Learning that you are about to be a father can be both a happy occasion and a time of trepidation, and that's only when you are expecting it. When it's a surprise announcement and you are not even with the mom anymore, it can be not only unsettling but also confusing. You are loathe to accuse the mother of being unfaithful, but perhaps you have doubts about being the real father. Situations like these must be handled carefully, because the actions you take at this time can continue to impact both you, the mom, and the baby for years to come.
Understanding the Ramifications
Most fathers want to do the right thing, and many fail to understand the ramifications of agreeing to paternity without verification. Maybe they think they are helping the mom and baby out temporarily and that they can walk away any time they want or when the "real" daddy comes forward. Unfortunately, this tendency to take responsibility for the child might cause you to be on the hook, at least financially, for 18 or more years in the future.
Not the Father?

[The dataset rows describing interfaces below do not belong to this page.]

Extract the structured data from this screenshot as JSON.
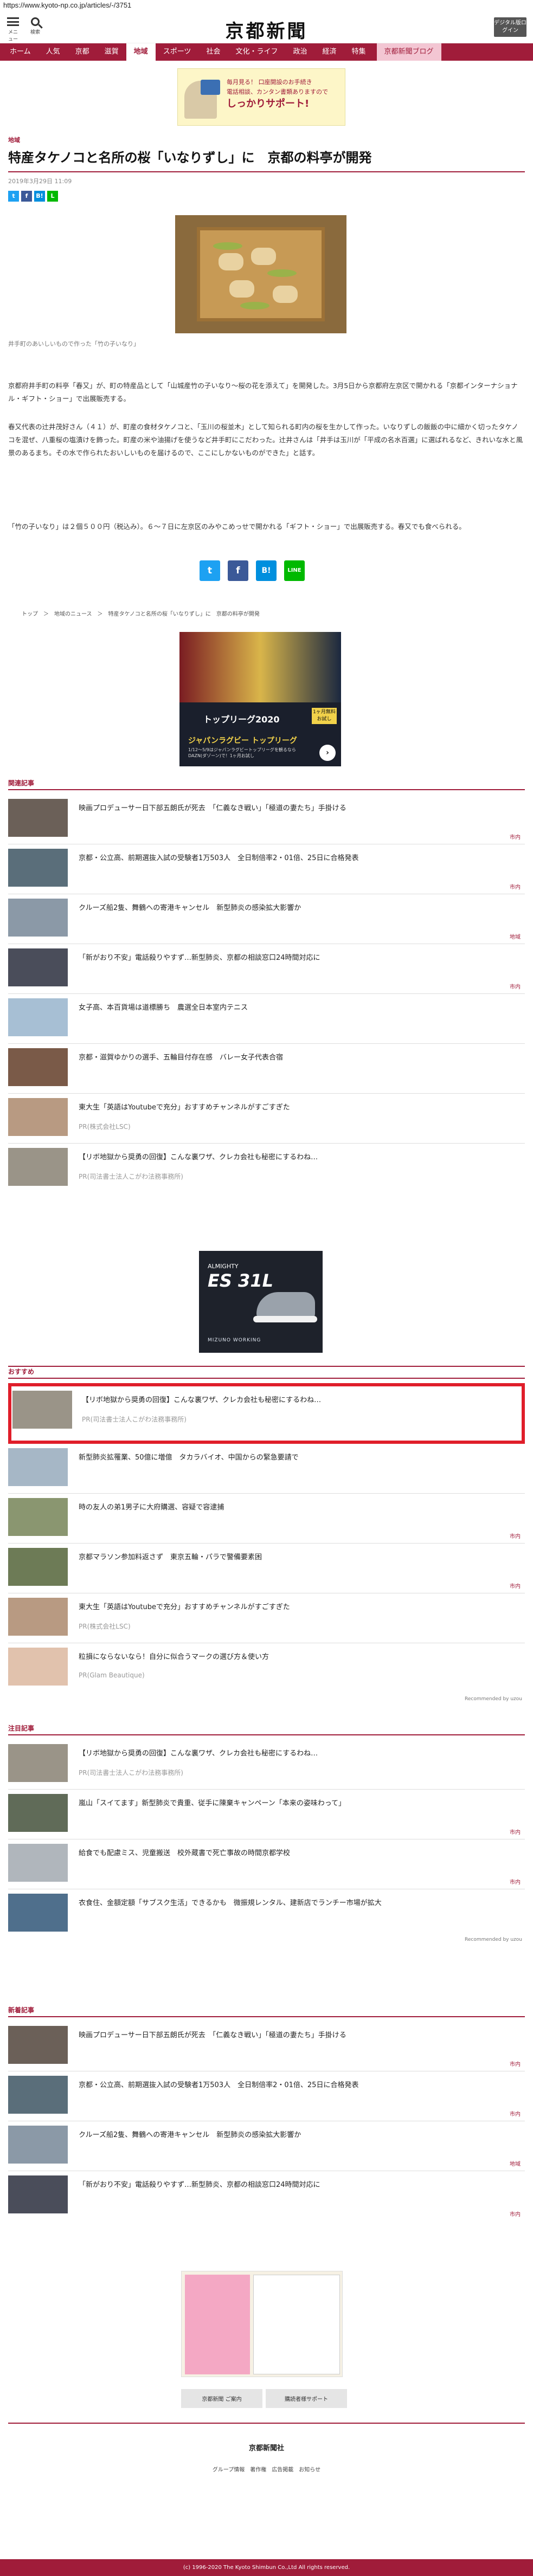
{
  "url": "https://www.kyoto-np.co.jp/articles/-/3751",
  "header": {
    "menu_label": "メニュー",
    "search_label": "検索",
    "logo": "京都新聞",
    "digital_label": "デジタル版ログイン"
  },
  "nav": {
    "items": [
      {
        "label": "ホーム"
      },
      {
        "label": "人気"
      },
      {
        "label": "京都"
      },
      {
        "label": "滋賀"
      },
      {
        "label": "地域"
      },
      {
        "label": "スポーツ"
      },
      {
        "label": "社会"
      },
      {
        "label": "文化・ライフ"
      },
      {
        "label": "政治"
      },
      {
        "label": "経済"
      },
      {
        "label": "特集"
      },
      {
        "label": "京都新聞ブログ"
      }
    ],
    "active_index": 4
  },
  "top_ad": {
    "line1": "毎月見る！ 口座開設のお手続き",
    "line2": "電話相談、カンタン書類ありますので",
    "line3": "しっかりサポート!"
  },
  "article": {
    "section": "地域",
    "title": "特産タケノコと名所の桜「いなりずし」に　京都の料亭が開発",
    "date": "2019年3月29日 11:09",
    "photo_caption": "井手町のあいしいもので作った「竹の子いなり」",
    "paragraphs": [
      "京都府井手町の料亭「春又」が、町の特産品として「山城産竹の子いなり～桜の花を添えて」を開発した。3月5日から京都府左京区で開かれる「京都インターナショナル・ギフト・ショー」で出展販売する。",
      "春又代表の辻井茂好さん（４１）が、町産の食材タケノコと、「玉川の桜並木」として知られる町内の桜を生かして作った。いなりずしの飯飯の中に細かく切ったタケノコを混ぜ、八重桜の塩漬けを飾った。町産の米や油揚げを使うなど井手町にこだわった。辻井さんは「井手は玉川が「平成の名水百選」に選ばれるなど、きれいな水と風景のあるまち。その水で作られたおいしいものを届けるので、ここにしかないものができた」と話す。",
      "「竹の子いなり」は２個５００円（税込み）。６～７日に左京区のみやこめっせで開かれる「ギフト・ショー」で出展販売する。春又でも食べられる。"
    ],
    "share_buttons": [
      "t",
      "f",
      "B!",
      "LINE"
    ],
    "small_share": [
      "t",
      "f",
      "B!",
      "L"
    ],
    "breadcrumb": "トップ　＞　地域のニュース　＞　特産タケノコと名所の桜「いなりずし」に　京都の料亭が開発"
  },
  "rugby_ad": {
    "title": "トップリーグ2020",
    "subtitle": "ジャパンラグビー トップリーグ",
    "desc": "1/12〜5/9はジャパンラグビートップリーグを観るならDAZN(ダゾーン)で！1ヶ月お試し",
    "tag": "1ヶ月無料お試し"
  },
  "related": {
    "heading": "関連記事",
    "items": [
      {
        "title": "映画プロデューサー日下部五朗氏が死去　「仁義なき戦い」「極道の妻たち」手掛ける",
        "category": "市内"
      },
      {
        "title": "京都・公立高、前期選抜入試の受験者1万503人　全日制倍率2・01倍、25日に合格発表",
        "category": "市内"
      },
      {
        "title": "クルーズ船2隻、舞鶴への寄港キャンセル　新型肺炎の感染拡大影響か",
        "category": "地域"
      },
      {
        "title": "「新がおり不安」電話殺りやすず…新型肺炎、京都の相談窓口24時間対応に",
        "category": "市内"
      },
      {
        "title": "女子高、本百貨場は道標勝ち　農選全日本室内テニス",
        "category": ""
      },
      {
        "title": "京都・滋賀ゆかりの選手、五輪目付存在感　バレー女子代表合宿",
        "category": ""
      },
      {
        "title": "東大生「英語はYoutubeで充分」おすすめチャンネルがすごすぎた",
        "pr": "PR(株式会社LSC)"
      },
      {
        "title": "【リボ地獄から奨勇の回復】こんな裏ワザ、クレカ会社も秘密にするわね…",
        "pr": "PR(司法書士法人こがわ法務事務所)"
      }
    ]
  },
  "shoe_ad": {
    "line1": "ALMIGHTY",
    "line2": "ES 31L",
    "brand": "MIZUNO WORKING"
  },
  "recommend": {
    "heading": "おすすめ",
    "items": [
      {
        "title": "【リボ地獄から奨勇の回復】こんな裏ワザ、クレカ会社も秘密にするわね…",
        "pr": "PR(司法書士法人こがわ法務事務所)"
      },
      {
        "title": "新型肺炎拡罹業、50億に増億　タカラバイオ、中国からの緊急要請で",
        "category": ""
      },
      {
        "title": "時の友人の弟1男子に大府購選、容疑で容逮捕",
        "category": "市内"
      },
      {
        "title": "京都マラソン参加料返さず　東京五輪・パラで警備要素困",
        "category": "市内"
      },
      {
        "title": "東大生「英語はYoutubeで充分」おすすめチャンネルがすごすぎた",
        "pr": "PR(株式会社LSC)"
      },
      {
        "title": "粒損にならないなら！自分に似合うマークの選び方＆使い方",
        "pr": "PR(Glam Beautique)"
      }
    ],
    "recommended_by": "Recommended by uzou"
  },
  "attention": {
    "heading": "注目記事",
    "items": [
      {
        "title": "【リボ地獄から奨勇の回復】こんな裏ワザ、クレカ会社も秘密にするわね…",
        "pr": "PR(司法書士法人こがわ法務事務所)"
      },
      {
        "title": "嵐山「スイてます」新型肺炎で貴重、従手に陳棄キャンペーン「本来の姿味わって」",
        "category": "市内"
      },
      {
        "title": "給食でも配慮ミス、児童搬送　校外蔵書で死亡事故の時間京都学校",
        "category": "市内"
      },
      {
        "title": "衣食住、金額定額「サブスク生活」できるかも　微振規レンタル、建新店でランチー市場が拡大",
        "category": ""
      }
    ],
    "recommended_by": "Recommended by uzou"
  },
  "latest": {
    "heading": "新着記事",
    "items": [
      {
        "title": "映画プロデューサー日下部五朗氏が死去　「仁義なき戦い」「極道の妻たち」手掛ける",
        "category": "市内"
      },
      {
        "title": "京都・公立高、前期選抜入試の受験者1万503人　全日制倍率2・01倍、25日に合格発表",
        "category": "市内"
      },
      {
        "title": "クルーズ船2隻、舞鶴への寄港キャンセル　新型肺炎の感染拡大影響か",
        "category": "地域"
      },
      {
        "title": "「新がおり不安」電話殺りやすず…新型肺炎、京都の相談窓口24時間対応に",
        "category": "市内"
      }
    ]
  },
  "footer": {
    "buttons": [
      "京都新聞 ご案内",
      "購読者様サポート"
    ],
    "logo": "京都新聞社",
    "links": "グループ情報　著作権　広告掲載　お知らせ",
    "copyright": "(c) 1996-2020 The Kyoto Shimbun Co.,Ltd All rights reserved."
  },
  "colors": {
    "brand": "#a01c3a",
    "highlight": "#e01e2a"
  }
}
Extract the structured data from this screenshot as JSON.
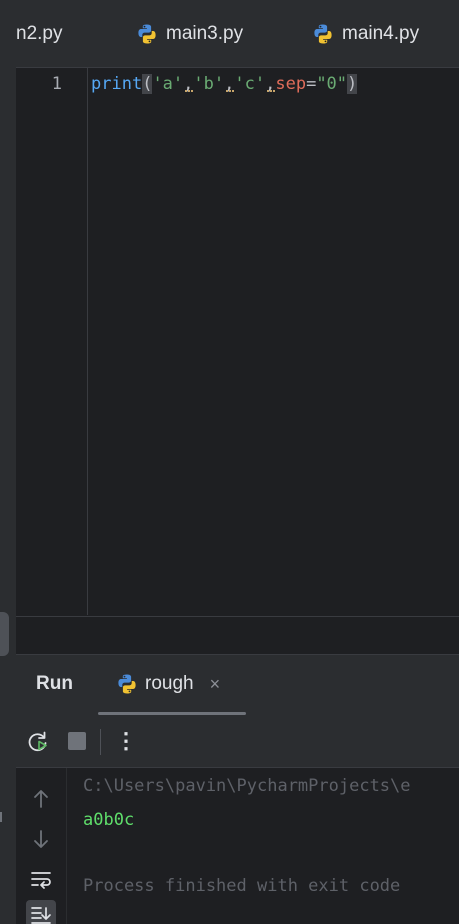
{
  "editor_tabs": [
    {
      "label": "n2.py",
      "icon": "python-file-icon"
    },
    {
      "label": "main3.py",
      "icon": "python-file-icon"
    },
    {
      "label": "main4.py",
      "icon": "python-file-icon"
    }
  ],
  "editor": {
    "line_number": "1",
    "code": {
      "fn": "print",
      "open_paren": "(",
      "arg1": "'a'",
      "comma1": ",",
      "arg2": "'b'",
      "comma2": ",",
      "arg3": "'c'",
      "comma3": ",",
      "kw": "sep",
      "eq": "=",
      "kw_value": "\"0\"",
      "close_paren": ")"
    }
  },
  "run_panel": {
    "title": "Run",
    "tab_label": "rough",
    "tab_close": "×",
    "more_glyph": "⋮",
    "console_lines": {
      "command": "C:\\Users\\pavin\\PycharmProjects\\e",
      "output": "a0b0c",
      "exit": "Process finished with exit code"
    }
  },
  "colors": {
    "background": "#1e1f22",
    "panel": "#2b2d30",
    "function": "#56a8f5",
    "string": "#6aab73",
    "keyword_arg": "#e06c5a",
    "output_green": "#5fde6b"
  }
}
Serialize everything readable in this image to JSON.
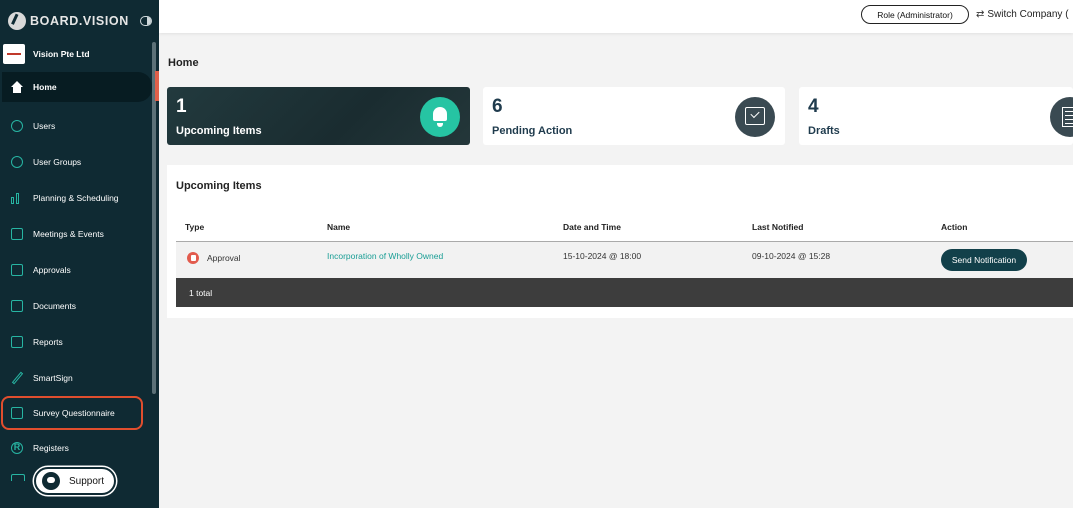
{
  "brand": {
    "name": "BOARD.VISION"
  },
  "company": {
    "name": "Vision Pte Ltd"
  },
  "sidebar": {
    "items": [
      {
        "label": "Home",
        "icon": "home-icon"
      },
      {
        "label": "Users",
        "icon": "user-icon"
      },
      {
        "label": "User Groups",
        "icon": "users-icon"
      },
      {
        "label": "Planning & Scheduling",
        "icon": "chart-icon"
      },
      {
        "label": "Meetings & Events",
        "icon": "calendar-icon"
      },
      {
        "label": "Approvals",
        "icon": "approval-icon"
      },
      {
        "label": "Documents",
        "icon": "documents-icon"
      },
      {
        "label": "Reports",
        "icon": "reports-icon"
      },
      {
        "label": "SmartSign",
        "icon": "pen-icon"
      },
      {
        "label": "Survey Questionnaire",
        "icon": "survey-icon"
      },
      {
        "label": "Registers",
        "icon": "registers-icon",
        "glyph": "R"
      }
    ],
    "support_label": "Support"
  },
  "topbar": {
    "role_label": "Role (Administrator)",
    "switch_label": "Switch Company (",
    "switch_glyph": "⇄"
  },
  "page": {
    "title": "Home"
  },
  "cards": [
    {
      "count": "1",
      "label": "Upcoming Items"
    },
    {
      "count": "6",
      "label": "Pending Action"
    },
    {
      "count": "4",
      "label": "Drafts"
    }
  ],
  "upcoming": {
    "title": "Upcoming Items",
    "columns": [
      "Type",
      "Name",
      "Date and Time",
      "Last Notified",
      "Action"
    ],
    "rows": [
      {
        "type": "Approval",
        "name": "Incorporation of Wholly Owned",
        "datetime": "15-10-2024 @ 18:00",
        "last_notified": "09-10-2024 @ 15:28",
        "action": "Send Notification"
      }
    ],
    "total": "1 total"
  },
  "colors": {
    "sidebar_bg": "#0f2a33",
    "accent": "#26c4a3",
    "highlight": "#e04e2e",
    "link": "#1a9e95"
  }
}
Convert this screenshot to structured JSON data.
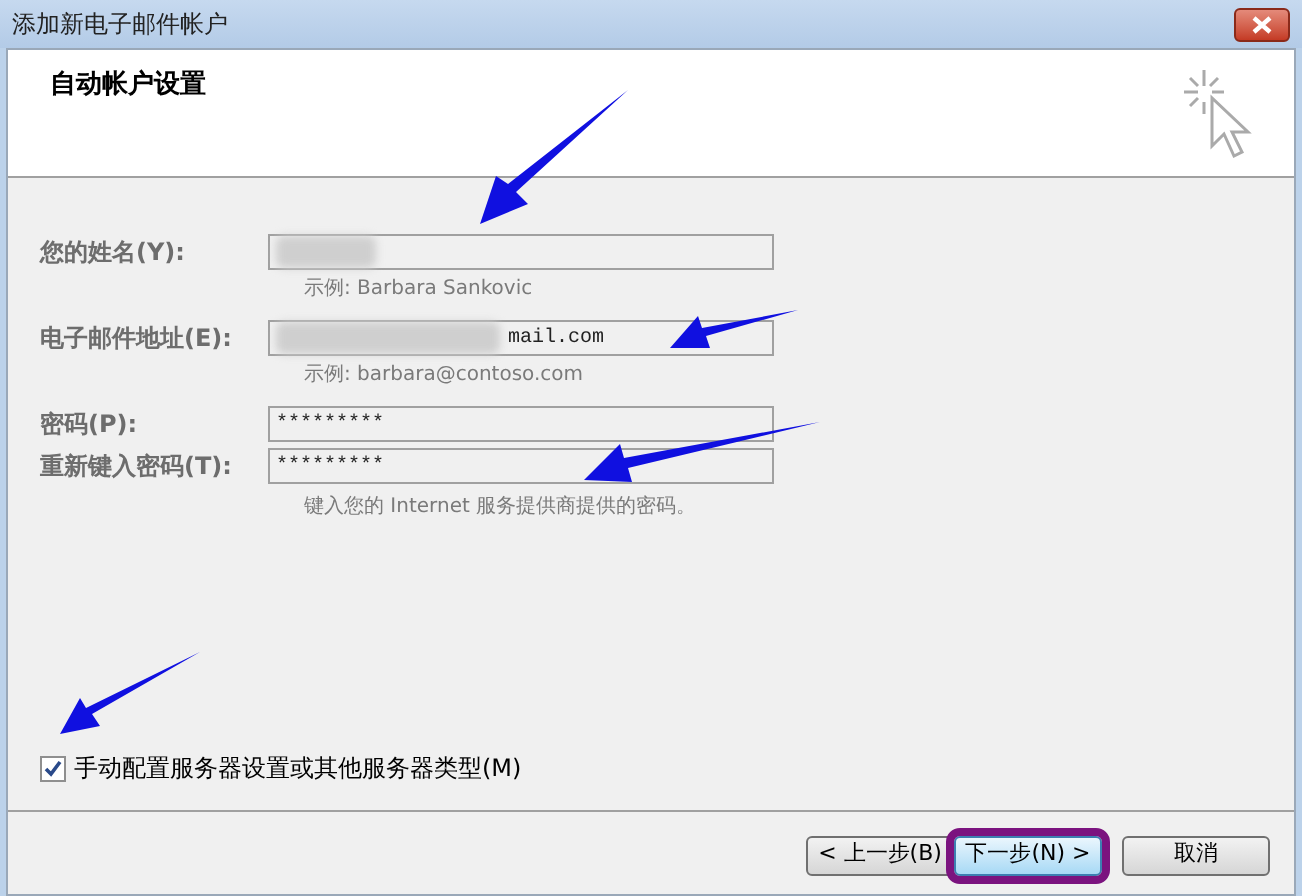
{
  "window": {
    "title": "添加新电子邮件帐户"
  },
  "header": {
    "title": "自动帐户设置"
  },
  "fields": [
    {
      "kind": "blurred",
      "label": "您的姓名(Y):",
      "hint": "示例: Barbara Sankovic"
    },
    {
      "kind": "blurred",
      "label": "电子邮件地址(E):",
      "value": "mail.com",
      "hint": "示例: barbara@contoso.com"
    },
    {
      "kind": "password",
      "label": "密码(P):",
      "value": "*********"
    },
    {
      "kind": "password",
      "label": "重新键入密码(T):",
      "value": "*********",
      "hint": "键入您的 Internet 服务提供商提供的密码。"
    }
  ],
  "manual_setup": {
    "label": "手动配置服务器设置或其他服务器类型(M)",
    "checked": true
  },
  "buttons": [
    {
      "label": "< 上一步(B)",
      "highlighted": false
    },
    {
      "label": "下一步(N) >",
      "highlighted": true
    },
    {
      "label": "取消",
      "highlighted": false
    }
  ]
}
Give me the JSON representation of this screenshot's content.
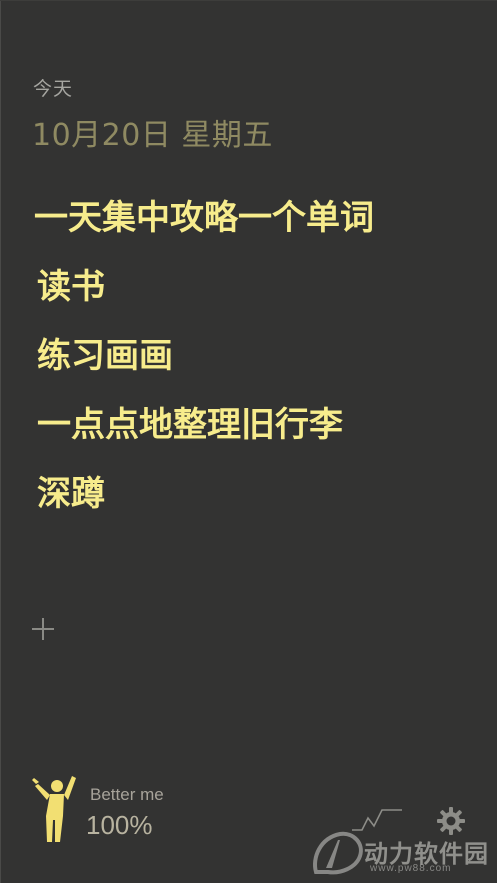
{
  "header": {
    "day_label": "今天",
    "date_label": "10月20日 星期五"
  },
  "tasks": [
    {
      "label": "一天集中攻略一个单词"
    },
    {
      "label": "读书"
    },
    {
      "label": "练习画画"
    },
    {
      "label": "一点点地整理旧行李"
    },
    {
      "label": "深蹲"
    }
  ],
  "footer": {
    "brand_name": "Better me",
    "progress_text": "100%",
    "progress_value": 100
  },
  "icons": {
    "add": "plus-icon",
    "figure": "cheering-person-icon",
    "chart": "trend-chart-icon",
    "settings": "gear-icon"
  },
  "watermark": {
    "text": "动力软件园",
    "url": "www.pw88.com"
  },
  "colors": {
    "background": "#333332",
    "task_text": "#f7ec8c",
    "date_text": "#8f8a62",
    "muted_text": "#a5a5a0"
  }
}
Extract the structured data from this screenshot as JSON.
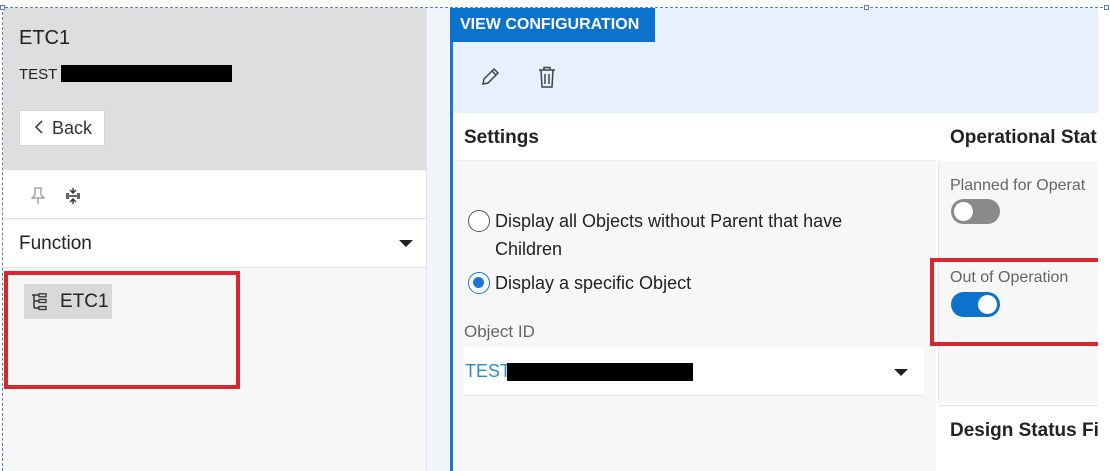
{
  "left_panel": {
    "title": "ETC1",
    "subtitle": "TEST",
    "back_label": "Back",
    "function_dropdown": "Function",
    "tree_items": [
      {
        "label": "ETC1"
      }
    ]
  },
  "right_panel": {
    "tab_label": "VIEW CONFIGURATION",
    "settings": {
      "title": "Settings",
      "radio_all_line1": "Display all Objects without Parent that have",
      "radio_all_line2": "Children",
      "radio_specific": "Display a specific Object",
      "object_id_label": "Object ID",
      "object_id_value": "TEST"
    },
    "operational_status": {
      "title": "Operational Stat",
      "planned_label": "Planned for Operat",
      "planned_on": false,
      "out_label": "Out of Operation",
      "out_on": true
    },
    "design_status": {
      "title": "Design Status Fi"
    }
  },
  "colors": {
    "accent": "#0d72cc",
    "highlight": "#d62831"
  },
  "icons": [
    "pencil-icon",
    "trash-icon",
    "pin-icon",
    "collapse-icon",
    "tree-icon",
    "chevron-left-icon",
    "caret-down-icon"
  ]
}
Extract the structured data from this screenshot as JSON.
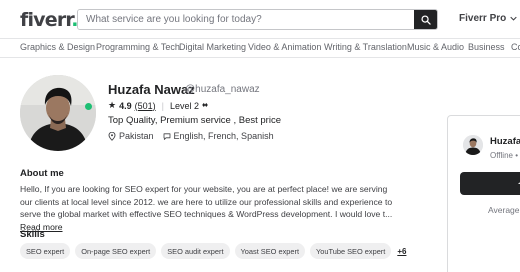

Beyond the financial issues is that assuming the role of a father without having proof means that you just might be depriving the biological dad of a chance to be a father. Children thrive in homes that contain lots of loving people and being a father figure to a child is a wonderful gesture, but you may want to move on to other relationships and have more children. If you believe that you are not actually the father of the child, then you might find it easier to walk away from the situation and leave a child heartbroken and confused.
When it comes to the law, the family system protects children against economic ravages through child support. If your baby mom never asks for a child support order then it may not be an issue, but many mothers need the court-ordered monthly checks to help pay for food, clothing and more for the child. If you go along with the mother and accept financial responsibility without challenging paternity, you may be ordered to pay child support. That support might go on for 18 plus years, since some courts see the child through college before it ends.
If you have suspicions about paternity, never blindly accept financial responsibility for the child. If you begin paying and the biological father is later located and revealed, you may still have to continue to support the child if the father is unable to do so.
If you are about to be a father and have doubts, ask for a DNA test and speak to a family law attorney.Share